Brief – Leaving the pictures aside, reproduce the data in full and word for word.

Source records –
»»
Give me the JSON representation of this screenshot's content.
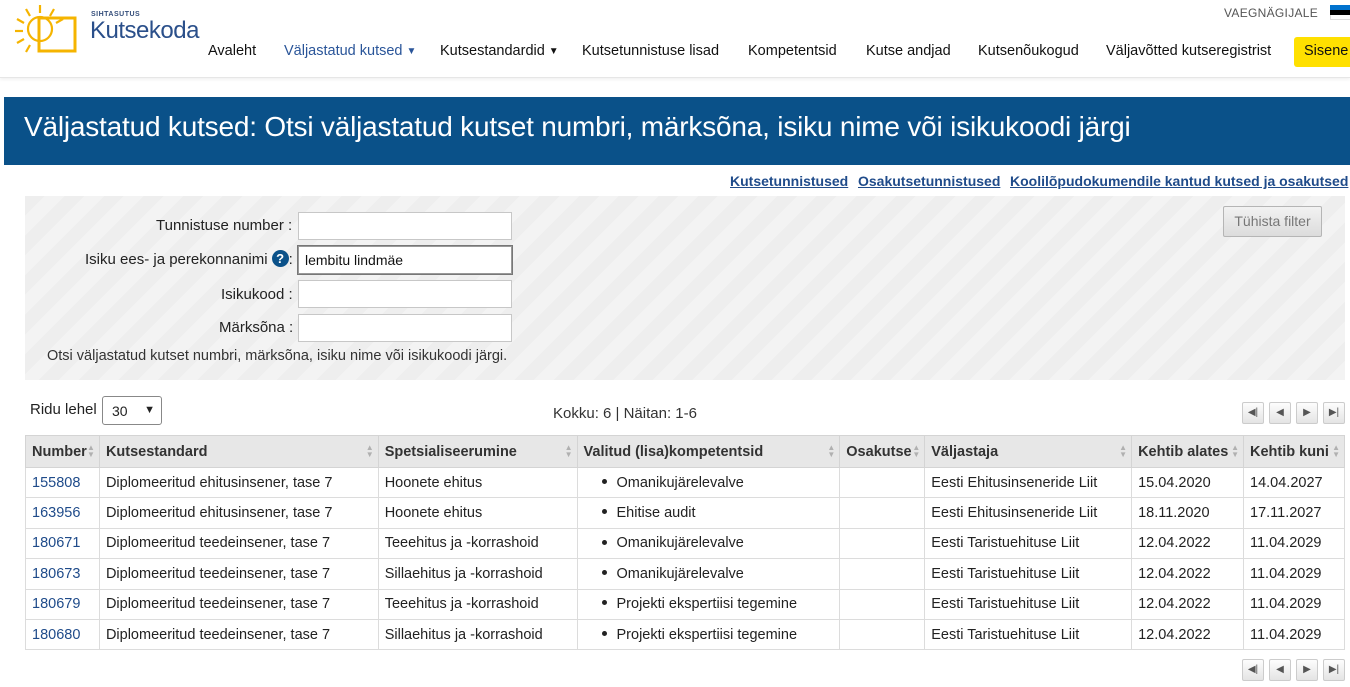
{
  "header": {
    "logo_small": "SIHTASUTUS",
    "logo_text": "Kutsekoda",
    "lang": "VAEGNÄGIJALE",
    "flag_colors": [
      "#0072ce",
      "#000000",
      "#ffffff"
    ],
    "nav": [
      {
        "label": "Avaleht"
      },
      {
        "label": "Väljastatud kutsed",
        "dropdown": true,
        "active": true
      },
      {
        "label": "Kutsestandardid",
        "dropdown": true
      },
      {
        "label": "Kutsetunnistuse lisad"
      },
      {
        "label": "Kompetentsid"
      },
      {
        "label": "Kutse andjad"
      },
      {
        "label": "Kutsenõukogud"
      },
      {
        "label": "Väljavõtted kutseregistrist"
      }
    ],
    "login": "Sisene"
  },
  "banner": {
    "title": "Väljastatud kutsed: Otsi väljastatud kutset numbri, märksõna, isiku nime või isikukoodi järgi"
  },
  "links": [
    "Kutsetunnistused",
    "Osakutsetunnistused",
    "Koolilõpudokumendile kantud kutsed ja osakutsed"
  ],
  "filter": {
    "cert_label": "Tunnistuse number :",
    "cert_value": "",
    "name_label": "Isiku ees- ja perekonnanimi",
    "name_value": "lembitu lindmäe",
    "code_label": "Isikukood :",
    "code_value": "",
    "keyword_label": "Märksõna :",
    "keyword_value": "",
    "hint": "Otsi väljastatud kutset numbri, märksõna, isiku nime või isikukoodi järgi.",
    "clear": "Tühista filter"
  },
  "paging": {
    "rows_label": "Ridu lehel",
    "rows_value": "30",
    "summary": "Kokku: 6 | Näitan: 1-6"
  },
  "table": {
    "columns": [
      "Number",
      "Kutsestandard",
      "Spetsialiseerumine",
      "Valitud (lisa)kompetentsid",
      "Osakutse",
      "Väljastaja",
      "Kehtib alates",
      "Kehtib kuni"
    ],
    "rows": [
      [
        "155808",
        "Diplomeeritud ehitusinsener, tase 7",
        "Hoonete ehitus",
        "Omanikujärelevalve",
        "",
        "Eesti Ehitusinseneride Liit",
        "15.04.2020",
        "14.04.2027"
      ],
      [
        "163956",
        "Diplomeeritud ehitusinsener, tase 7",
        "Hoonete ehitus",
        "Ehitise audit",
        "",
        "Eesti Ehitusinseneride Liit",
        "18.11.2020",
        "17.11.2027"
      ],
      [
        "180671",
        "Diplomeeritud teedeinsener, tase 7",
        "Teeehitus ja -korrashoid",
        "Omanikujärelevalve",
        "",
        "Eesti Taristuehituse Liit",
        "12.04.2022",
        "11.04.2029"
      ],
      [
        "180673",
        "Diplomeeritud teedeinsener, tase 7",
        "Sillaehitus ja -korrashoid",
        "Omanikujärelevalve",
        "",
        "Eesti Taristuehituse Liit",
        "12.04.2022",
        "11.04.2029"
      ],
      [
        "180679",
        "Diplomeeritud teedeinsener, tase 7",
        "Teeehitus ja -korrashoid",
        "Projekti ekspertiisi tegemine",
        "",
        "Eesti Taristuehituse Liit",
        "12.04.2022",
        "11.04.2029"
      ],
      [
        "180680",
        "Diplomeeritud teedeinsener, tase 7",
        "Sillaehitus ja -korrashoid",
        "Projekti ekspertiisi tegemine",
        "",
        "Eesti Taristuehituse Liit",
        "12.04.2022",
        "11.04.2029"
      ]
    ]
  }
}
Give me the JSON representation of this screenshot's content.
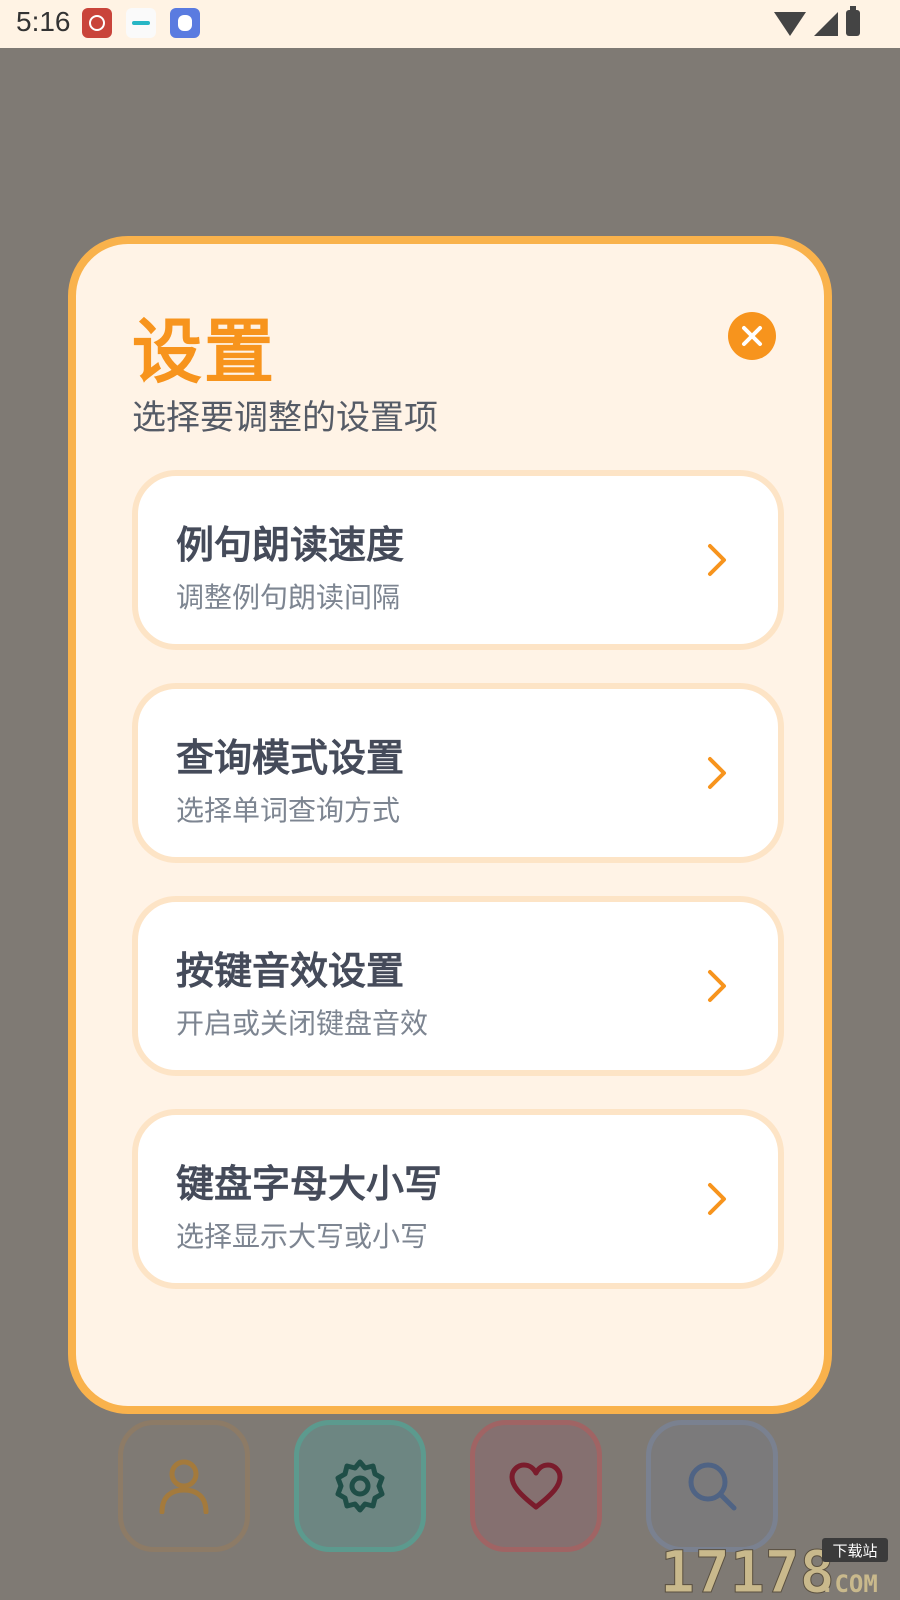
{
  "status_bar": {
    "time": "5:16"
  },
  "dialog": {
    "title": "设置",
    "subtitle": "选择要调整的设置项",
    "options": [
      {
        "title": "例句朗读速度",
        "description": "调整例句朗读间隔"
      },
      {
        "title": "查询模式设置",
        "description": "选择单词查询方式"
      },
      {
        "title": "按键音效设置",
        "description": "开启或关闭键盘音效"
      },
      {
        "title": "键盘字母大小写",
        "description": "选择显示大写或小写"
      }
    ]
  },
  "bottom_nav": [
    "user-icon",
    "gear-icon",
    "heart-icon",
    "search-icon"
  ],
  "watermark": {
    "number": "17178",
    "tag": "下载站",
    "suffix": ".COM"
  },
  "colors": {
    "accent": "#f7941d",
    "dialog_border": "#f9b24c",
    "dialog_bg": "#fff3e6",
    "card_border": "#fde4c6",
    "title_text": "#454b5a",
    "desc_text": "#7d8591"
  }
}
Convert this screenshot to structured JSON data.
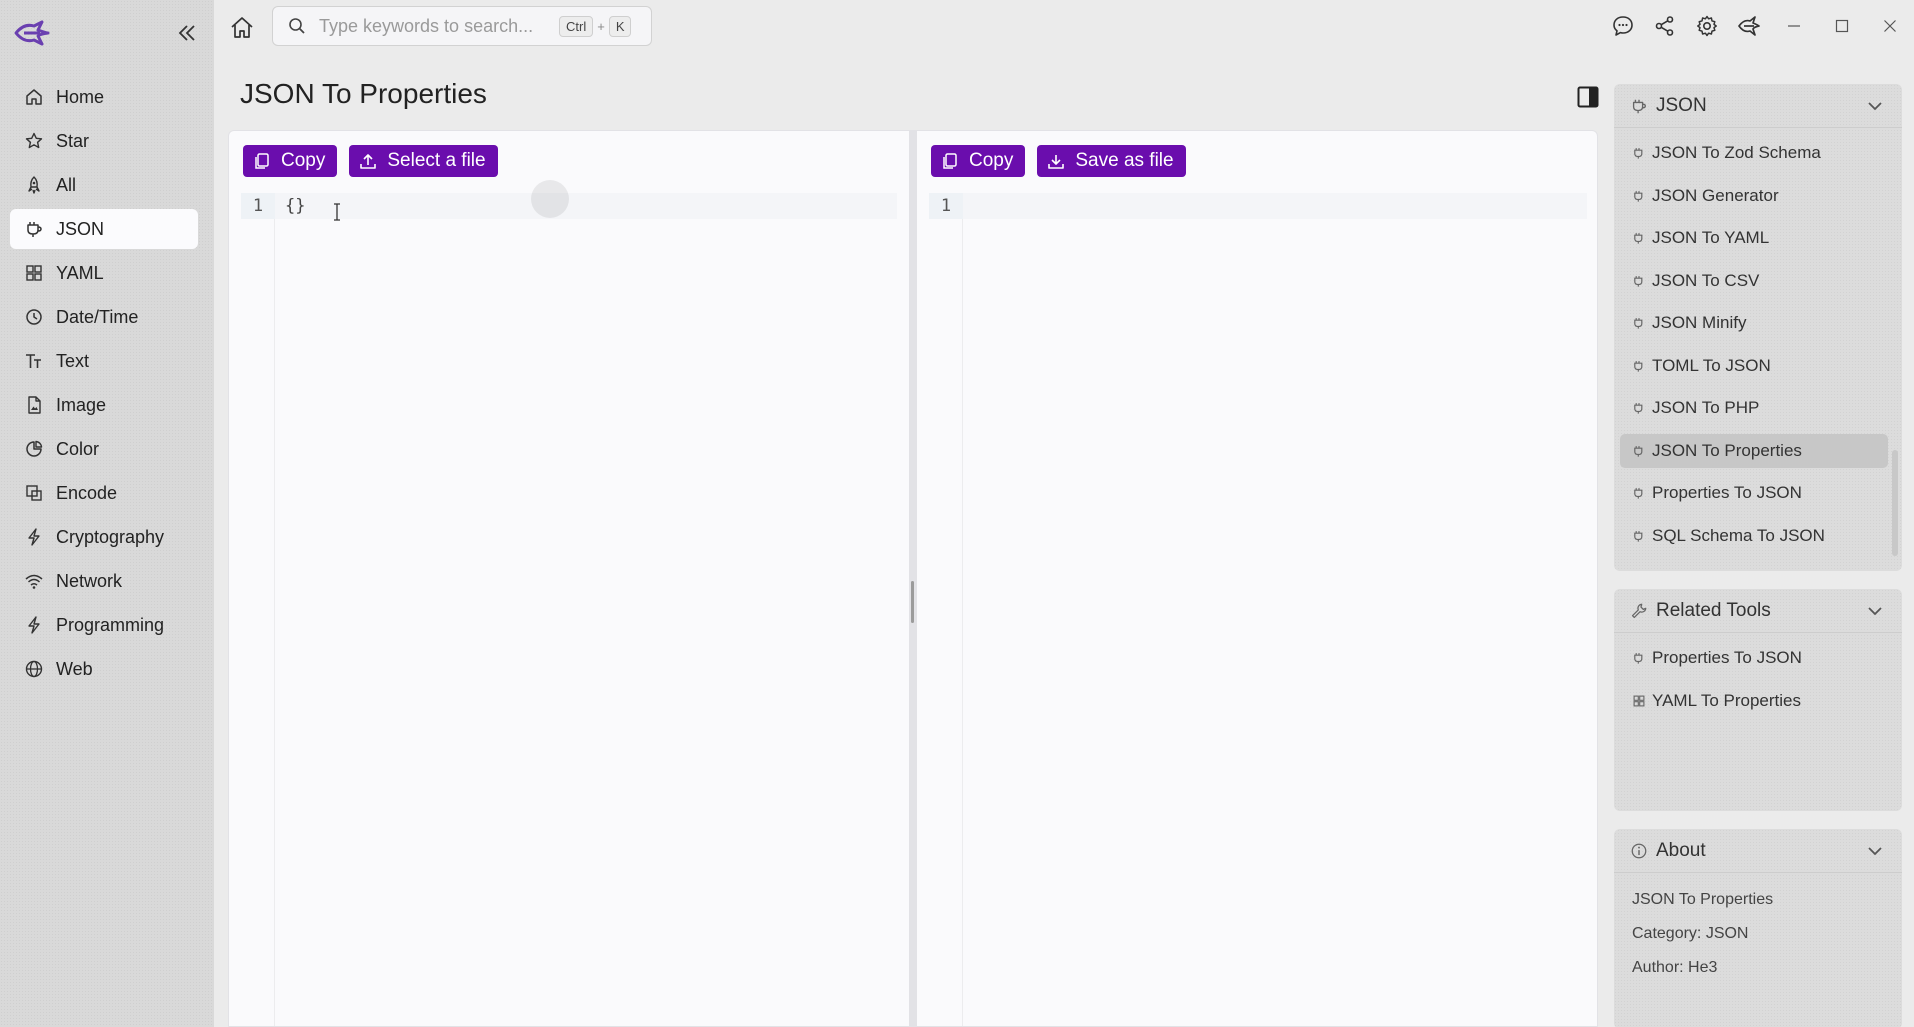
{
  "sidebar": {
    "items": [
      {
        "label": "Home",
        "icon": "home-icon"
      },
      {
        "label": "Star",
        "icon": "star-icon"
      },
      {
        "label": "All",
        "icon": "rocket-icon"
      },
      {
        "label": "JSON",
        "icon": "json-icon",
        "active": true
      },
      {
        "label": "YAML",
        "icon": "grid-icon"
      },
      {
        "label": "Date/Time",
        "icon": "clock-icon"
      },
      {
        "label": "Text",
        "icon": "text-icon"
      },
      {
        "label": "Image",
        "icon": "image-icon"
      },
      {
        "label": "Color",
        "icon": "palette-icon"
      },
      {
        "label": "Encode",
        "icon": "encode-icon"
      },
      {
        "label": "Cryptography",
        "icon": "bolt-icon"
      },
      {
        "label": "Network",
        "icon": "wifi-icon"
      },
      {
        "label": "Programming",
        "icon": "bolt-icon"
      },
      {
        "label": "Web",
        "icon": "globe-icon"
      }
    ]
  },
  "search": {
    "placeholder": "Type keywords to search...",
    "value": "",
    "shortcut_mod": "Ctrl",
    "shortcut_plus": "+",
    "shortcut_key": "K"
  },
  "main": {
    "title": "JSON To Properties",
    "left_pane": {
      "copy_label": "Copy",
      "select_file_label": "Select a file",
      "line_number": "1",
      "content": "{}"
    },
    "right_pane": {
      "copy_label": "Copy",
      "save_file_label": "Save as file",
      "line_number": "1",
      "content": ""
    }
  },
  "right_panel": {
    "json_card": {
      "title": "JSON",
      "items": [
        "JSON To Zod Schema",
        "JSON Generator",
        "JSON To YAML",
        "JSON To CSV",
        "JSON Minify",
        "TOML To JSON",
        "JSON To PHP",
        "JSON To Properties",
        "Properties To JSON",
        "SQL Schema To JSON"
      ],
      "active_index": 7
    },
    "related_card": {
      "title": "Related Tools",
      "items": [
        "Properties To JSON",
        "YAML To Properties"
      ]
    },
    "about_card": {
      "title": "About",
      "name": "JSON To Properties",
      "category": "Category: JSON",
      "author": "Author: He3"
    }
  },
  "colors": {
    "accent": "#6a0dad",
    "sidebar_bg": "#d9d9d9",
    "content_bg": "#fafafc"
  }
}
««
Completed task –
Give me the JSON representation of this screenshot's content.
{
  "header": {
    "logo_small": "SIHTASUTUS",
    "logo_text": "Kutsekoda",
    "lang": "VAEGNÄGIJALE",
    "flag_colors": [
      "#0072ce",
      "#000000",
      "#ffffff"
    ],
    "nav": [
      {
        "label": "Avaleht"
      },
      {
        "label": "Väljastatud kutsed",
        "dropdown": true,
        "active": true
      },
      {
        "label": "Kutsestandardid",
        "dropdown": true
      },
      {
        "label": "Kutsetunnistuse lisad"
      },
      {
        "label": "Kompetentsid"
      },
      {
        "label": "Kutse andjad"
      },
      {
        "label": "Kutsenõukogud"
      },
      {
        "label": "Väljavõtted kutseregistrist"
      }
    ],
    "login": "Sisene"
  },
  "banner": {
    "title": "Väljastatud kutsed: Otsi väljastatud kutset numbri, märksõna, isiku nime või isikukoodi järgi"
  },
  "links": [
    "Kutsetunnistused",
    "Osakutsetunnistused",
    "Koolilõpudokumendile kantud kutsed ja osakutsed"
  ],
  "filter": {
    "cert_label": "Tunnistuse number :",
    "cert_value": "",
    "name_label": "Isiku ees- ja perekonnanimi",
    "name_value": "lembitu lindmäe",
    "code_label": "Isikukood :",
    "code_value": "",
    "keyword_label": "Märksõna :",
    "keyword_value": "",
    "hint": "Otsi väljastatud kutset numbri, märksõna, isiku nime või isikukoodi järgi.",
    "clear": "Tühista filter"
  },
  "paging": {
    "rows_label": "Ridu lehel",
    "rows_value": "30",
    "summary": "Kokku: 6 | Näitan: 1-6"
  },
  "table": {
    "columns": [
      "Number",
      "Kutsestandard",
      "Spetsialiseerumine",
      "Valitud (lisa)kompetentsid",
      "Osakutse",
      "Väljastaja",
      "Kehtib alates",
      "Kehtib kuni"
    ],
    "rows": [
      [
        "155808",
        "Diplomeeritud ehitusinsener, tase 7",
        "Hoonete ehitus",
        "Omanikujärelevalve",
        "",
        "Eesti Ehitusinseneride Liit",
        "15.04.2020",
        "14.04.2027"
      ],
      [
        "163956",
        "Diplomeeritud ehitusinsener, tase 7",
        "Hoonete ehitus",
        "Ehitise audit",
        "",
        "Eesti Ehitusinseneride Liit",
        "18.11.2020",
        "17.11.2027"
      ],
      [
        "180671",
        "Diplomeeritud teedeinsener, tase 7",
        "Teeehitus ja -korrashoid",
        "Omanikujärelevalve",
        "",
        "Eesti Taristuehituse Liit",
        "12.04.2022",
        "11.04.2029"
      ],
      [
        "180673",
        "Diplomeeritud teedeinsener, tase 7",
        "Sillaehitus ja -korrashoid",
        "Omanikujärelevalve",
        "",
        "Eesti Taristuehituse Liit",
        "12.04.2022",
        "11.04.2029"
      ],
      [
        "180679",
        "Diplomeeritud teedeinsener, tase 7",
        "Teeehitus ja -korrashoid",
        "Projekti ekspertiisi tegemine",
        "",
        "Eesti Taristuehituse Liit",
        "12.04.2022",
        "11.04.2029"
      ],
      [
        "180680",
        "Diplomeeritud teedeinsener, tase 7",
        "Sillaehitus ja -korrashoid",
        "Projekti ekspertiisi tegemine",
        "",
        "Eesti Taristuehituse Liit",
        "12.04.2022",
        "11.04.2029"
      ]
    ]
  }
}
Give me the JSON representation of this screenshot's content.
{
  "status_bar": {
    "time": "5:16"
  },
  "dialog": {
    "title": "设置",
    "subtitle": "选择要调整的设置项",
    "options": [
      {
        "title": "例句朗读速度",
        "description": "调整例句朗读间隔"
      },
      {
        "title": "查询模式设置",
        "description": "选择单词查询方式"
      },
      {
        "title": "按键音效设置",
        "description": "开启或关闭键盘音效"
      },
      {
        "title": "键盘字母大小写",
        "description": "选择显示大写或小写"
      }
    ]
  },
  "bottom_nav": [
    "user-icon",
    "gear-icon",
    "heart-icon",
    "search-icon"
  ],
  "watermark": {
    "number": "17178",
    "tag": "下载站",
    "suffix": ".COM"
  },
  "colors": {
    "accent": "#f7941d",
    "dialog_border": "#f9b24c",
    "dialog_bg": "#fff3e6",
    "card_border": "#fde4c6",
    "title_text": "#454b5a",
    "desc_text": "#7d8591"
  }
}
Convert this screenshot to structured JSON data.
{
  "sidebar": {
    "items": [
      {
        "label": "Home",
        "icon": "home-icon"
      },
      {
        "label": "Star",
        "icon": "star-icon"
      },
      {
        "label": "All",
        "icon": "rocket-icon"
      },
      {
        "label": "JSON",
        "icon": "json-icon",
        "active": true
      },
      {
        "label": "YAML",
        "icon": "grid-icon"
      },
      {
        "label": "Date/Time",
        "icon": "clock-icon"
      },
      {
        "label": "Text",
        "icon": "text-icon"
      },
      {
        "label": "Image",
        "icon": "image-icon"
      },
      {
        "label": "Color",
        "icon": "palette-icon"
      },
      {
        "label": "Encode",
        "icon": "encode-icon"
      },
      {
        "label": "Cryptography",
        "icon": "bolt-icon"
      },
      {
        "label": "Network",
        "icon": "wifi-icon"
      },
      {
        "label": "Programming",
        "icon": "bolt-icon"
      },
      {
        "label": "Web",
        "icon": "globe-icon"
      }
    ]
  },
  "search": {
    "placeholder": "Type keywords to search...",
    "value": "",
    "shortcut_mod": "Ctrl",
    "shortcut_plus": "+",
    "shortcut_key": "K"
  },
  "main": {
    "title": "JSON To Properties",
    "left_pane": {
      "copy_label": "Copy",
      "select_file_label": "Select a file",
      "line_number": "1",
      "content": "{}"
    },
    "right_pane": {
      "copy_label": "Copy",
      "save_file_label": "Save as file",
      "line_number": "1",
      "content": ""
    }
  },
  "right_panel": {
    "json_card": {
      "title": "JSON",
      "items": [
        "JSON To Zod Schema",
        "JSON Generator",
        "JSON To YAML",
        "JSON To CSV",
        "JSON Minify",
        "TOML To JSON",
        "JSON To PHP",
        "JSON To Properties",
        "Properties To JSON",
        "SQL Schema To JSON"
      ],
      "active_index": 7
    },
    "related_card": {
      "title": "Related Tools",
      "items": [
        "Properties To JSON",
        "YAML To Properties"
      ]
    },
    "about_card": {
      "title": "About",
      "name": "JSON To Properties",
      "category": "Category: JSON",
      "author": "Author: He3"
    }
  },
  "colors": {
    "accent": "#6a0dad",
    "sidebar_bg": "#d9d9d9",
    "content_bg": "#fafafc"
  }
}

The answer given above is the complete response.